- Bake for about 25 minutes, until golden brown and cooked through. They will take less time to bake on a lower rack, and may take as little as 10.
* Store-bought dough works wonderfully, or feel free to make a double batch of the dough recipe from this post.
Making ahead and storing: These keep wonderfully in the freezer, but they (like any bread) will stale much faster in the refrigerator. I like to reheat them by microwaving them for just a few seconds to get them started thawing, then throw them in the toaster oven for just a couple minutes to thaw all the way through and crisp up a little (keep an eye on them to make sure they don’t burn).
Too much parsley, a common error in several countries, but doesn’t add
the good staff and brings a bitter taste behind. Consider a bit of parsely and a bit of mint
Instead black powder, use allspice.
Make your own baharat mix, which wil bring the proper taste balance,
perhaps, the lebanese one.
Jalapeño is a strange and unwelcomed guest here, not necessary.
I love your recipe! They are so easy to follow and so delicious!
Thank you so much! I’m so glad you’ve been enjoying it!
Lovely recipe and pictures, can’t wait to try to make them. I was wondering what I can substitute the pomegranate molasses with? Thank you in advance.
Good question! The pomegranate molasses is pretty important for the taste of the dish, so if you can easily get your hands on some on your next trip to the store, I’d highly recommend it. But I know we’re all trying to stay in as much as possible right now (and I’m definitely avoiding extra stops to multiple stores in search of obscure ingredients, for sure), so no worries if you can’t find any.

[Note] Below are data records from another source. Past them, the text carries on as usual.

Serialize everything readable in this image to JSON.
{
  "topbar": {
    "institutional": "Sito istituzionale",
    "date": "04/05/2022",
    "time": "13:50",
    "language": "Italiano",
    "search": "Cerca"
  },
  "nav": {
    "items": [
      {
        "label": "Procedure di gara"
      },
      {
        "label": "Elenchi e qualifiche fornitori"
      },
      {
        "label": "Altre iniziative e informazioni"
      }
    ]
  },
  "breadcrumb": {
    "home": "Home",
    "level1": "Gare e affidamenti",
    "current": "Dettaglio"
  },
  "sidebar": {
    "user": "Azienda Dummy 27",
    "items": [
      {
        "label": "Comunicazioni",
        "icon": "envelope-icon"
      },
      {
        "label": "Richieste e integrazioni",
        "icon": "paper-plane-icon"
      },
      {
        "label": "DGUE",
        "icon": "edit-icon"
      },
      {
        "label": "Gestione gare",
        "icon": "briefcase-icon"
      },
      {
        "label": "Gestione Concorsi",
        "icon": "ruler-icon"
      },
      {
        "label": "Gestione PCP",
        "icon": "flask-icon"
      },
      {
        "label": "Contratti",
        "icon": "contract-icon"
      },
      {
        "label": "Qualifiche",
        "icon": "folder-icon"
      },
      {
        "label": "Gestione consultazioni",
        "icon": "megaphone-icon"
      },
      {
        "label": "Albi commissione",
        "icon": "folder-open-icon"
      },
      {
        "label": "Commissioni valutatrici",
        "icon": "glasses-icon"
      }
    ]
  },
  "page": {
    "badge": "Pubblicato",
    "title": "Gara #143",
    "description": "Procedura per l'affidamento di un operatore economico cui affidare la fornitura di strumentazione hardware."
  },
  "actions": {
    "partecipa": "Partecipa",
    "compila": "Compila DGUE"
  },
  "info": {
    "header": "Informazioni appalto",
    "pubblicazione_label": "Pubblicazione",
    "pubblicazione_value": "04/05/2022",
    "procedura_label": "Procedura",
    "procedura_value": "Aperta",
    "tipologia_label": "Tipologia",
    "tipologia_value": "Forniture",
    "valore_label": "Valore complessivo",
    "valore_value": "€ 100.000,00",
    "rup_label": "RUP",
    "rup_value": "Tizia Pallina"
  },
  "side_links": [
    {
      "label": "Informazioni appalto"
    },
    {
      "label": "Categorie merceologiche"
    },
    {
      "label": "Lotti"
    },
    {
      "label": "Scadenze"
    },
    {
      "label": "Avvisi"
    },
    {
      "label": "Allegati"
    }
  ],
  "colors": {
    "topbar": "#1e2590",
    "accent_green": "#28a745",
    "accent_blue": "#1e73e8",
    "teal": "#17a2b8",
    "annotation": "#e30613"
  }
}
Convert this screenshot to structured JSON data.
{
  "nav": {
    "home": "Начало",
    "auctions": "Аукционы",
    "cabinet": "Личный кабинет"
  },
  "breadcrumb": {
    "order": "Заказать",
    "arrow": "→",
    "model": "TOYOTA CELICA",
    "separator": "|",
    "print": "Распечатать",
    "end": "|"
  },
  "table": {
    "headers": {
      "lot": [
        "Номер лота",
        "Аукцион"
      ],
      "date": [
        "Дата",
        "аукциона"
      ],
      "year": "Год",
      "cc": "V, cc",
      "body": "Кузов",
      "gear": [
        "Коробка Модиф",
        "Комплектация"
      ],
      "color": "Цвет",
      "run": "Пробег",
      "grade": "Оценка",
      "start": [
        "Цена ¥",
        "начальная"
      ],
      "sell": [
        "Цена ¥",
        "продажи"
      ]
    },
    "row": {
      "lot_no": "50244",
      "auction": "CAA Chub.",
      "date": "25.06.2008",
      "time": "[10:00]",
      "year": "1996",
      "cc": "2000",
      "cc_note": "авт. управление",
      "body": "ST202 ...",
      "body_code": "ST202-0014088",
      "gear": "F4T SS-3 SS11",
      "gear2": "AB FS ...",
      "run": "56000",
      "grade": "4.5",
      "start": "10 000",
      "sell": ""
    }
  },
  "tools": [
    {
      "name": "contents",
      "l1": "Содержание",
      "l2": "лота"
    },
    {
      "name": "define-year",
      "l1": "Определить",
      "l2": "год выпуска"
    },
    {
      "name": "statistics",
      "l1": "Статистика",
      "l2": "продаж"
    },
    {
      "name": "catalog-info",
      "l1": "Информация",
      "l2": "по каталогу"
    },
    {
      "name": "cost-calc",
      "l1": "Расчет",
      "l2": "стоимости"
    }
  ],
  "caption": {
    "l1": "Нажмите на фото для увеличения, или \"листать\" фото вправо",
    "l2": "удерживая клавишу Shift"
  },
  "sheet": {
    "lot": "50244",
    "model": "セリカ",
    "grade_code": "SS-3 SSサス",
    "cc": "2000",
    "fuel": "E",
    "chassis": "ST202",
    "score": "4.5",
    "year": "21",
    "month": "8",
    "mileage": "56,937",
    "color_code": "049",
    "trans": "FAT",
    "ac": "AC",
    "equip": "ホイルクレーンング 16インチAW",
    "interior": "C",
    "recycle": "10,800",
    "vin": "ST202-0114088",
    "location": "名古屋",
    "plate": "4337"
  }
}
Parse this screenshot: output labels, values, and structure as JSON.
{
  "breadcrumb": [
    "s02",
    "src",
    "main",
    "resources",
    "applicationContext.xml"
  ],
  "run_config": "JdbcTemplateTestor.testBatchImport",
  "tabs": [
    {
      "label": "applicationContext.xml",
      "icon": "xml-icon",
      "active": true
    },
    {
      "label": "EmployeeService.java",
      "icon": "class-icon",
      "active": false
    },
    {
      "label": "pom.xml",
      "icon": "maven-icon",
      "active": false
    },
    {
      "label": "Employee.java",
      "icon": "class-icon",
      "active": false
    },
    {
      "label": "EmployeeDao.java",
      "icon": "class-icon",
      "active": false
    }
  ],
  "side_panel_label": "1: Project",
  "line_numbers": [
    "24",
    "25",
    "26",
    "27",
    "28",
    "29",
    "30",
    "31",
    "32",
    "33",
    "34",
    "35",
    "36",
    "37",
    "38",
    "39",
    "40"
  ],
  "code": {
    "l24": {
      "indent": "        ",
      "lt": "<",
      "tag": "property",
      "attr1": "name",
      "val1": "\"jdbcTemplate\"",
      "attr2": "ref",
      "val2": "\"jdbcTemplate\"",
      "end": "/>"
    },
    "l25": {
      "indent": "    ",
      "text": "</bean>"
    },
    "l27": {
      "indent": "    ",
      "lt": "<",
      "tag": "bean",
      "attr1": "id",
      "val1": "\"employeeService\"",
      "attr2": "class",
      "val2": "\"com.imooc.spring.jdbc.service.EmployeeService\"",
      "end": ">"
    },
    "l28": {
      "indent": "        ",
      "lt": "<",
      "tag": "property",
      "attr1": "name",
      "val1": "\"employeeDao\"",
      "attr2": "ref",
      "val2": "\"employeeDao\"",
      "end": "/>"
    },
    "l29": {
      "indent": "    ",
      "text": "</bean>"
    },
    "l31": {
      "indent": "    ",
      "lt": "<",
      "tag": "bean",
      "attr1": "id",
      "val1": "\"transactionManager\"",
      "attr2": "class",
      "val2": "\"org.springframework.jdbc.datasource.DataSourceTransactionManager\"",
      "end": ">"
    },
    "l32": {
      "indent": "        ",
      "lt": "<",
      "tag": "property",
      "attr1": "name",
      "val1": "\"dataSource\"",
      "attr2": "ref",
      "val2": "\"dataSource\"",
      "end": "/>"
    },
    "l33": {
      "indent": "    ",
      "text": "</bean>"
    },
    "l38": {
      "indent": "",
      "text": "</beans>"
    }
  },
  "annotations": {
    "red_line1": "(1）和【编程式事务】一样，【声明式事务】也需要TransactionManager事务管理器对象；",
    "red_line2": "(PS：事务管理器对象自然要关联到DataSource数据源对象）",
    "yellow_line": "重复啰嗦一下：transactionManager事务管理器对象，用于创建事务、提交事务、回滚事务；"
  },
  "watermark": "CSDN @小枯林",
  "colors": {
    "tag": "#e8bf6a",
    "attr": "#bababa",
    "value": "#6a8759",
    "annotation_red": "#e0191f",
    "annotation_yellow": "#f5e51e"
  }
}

If you’ve got some balsamic reduction, it’ll work great in a pinch (just use a tiny bit less than you would pomegranate molasses). And if not, a little squeeze of lemon will go a long way in adding some acidity. It won’t taste quite the same as the original, but it’ll still be really tasty. Good luck and stay safe! <3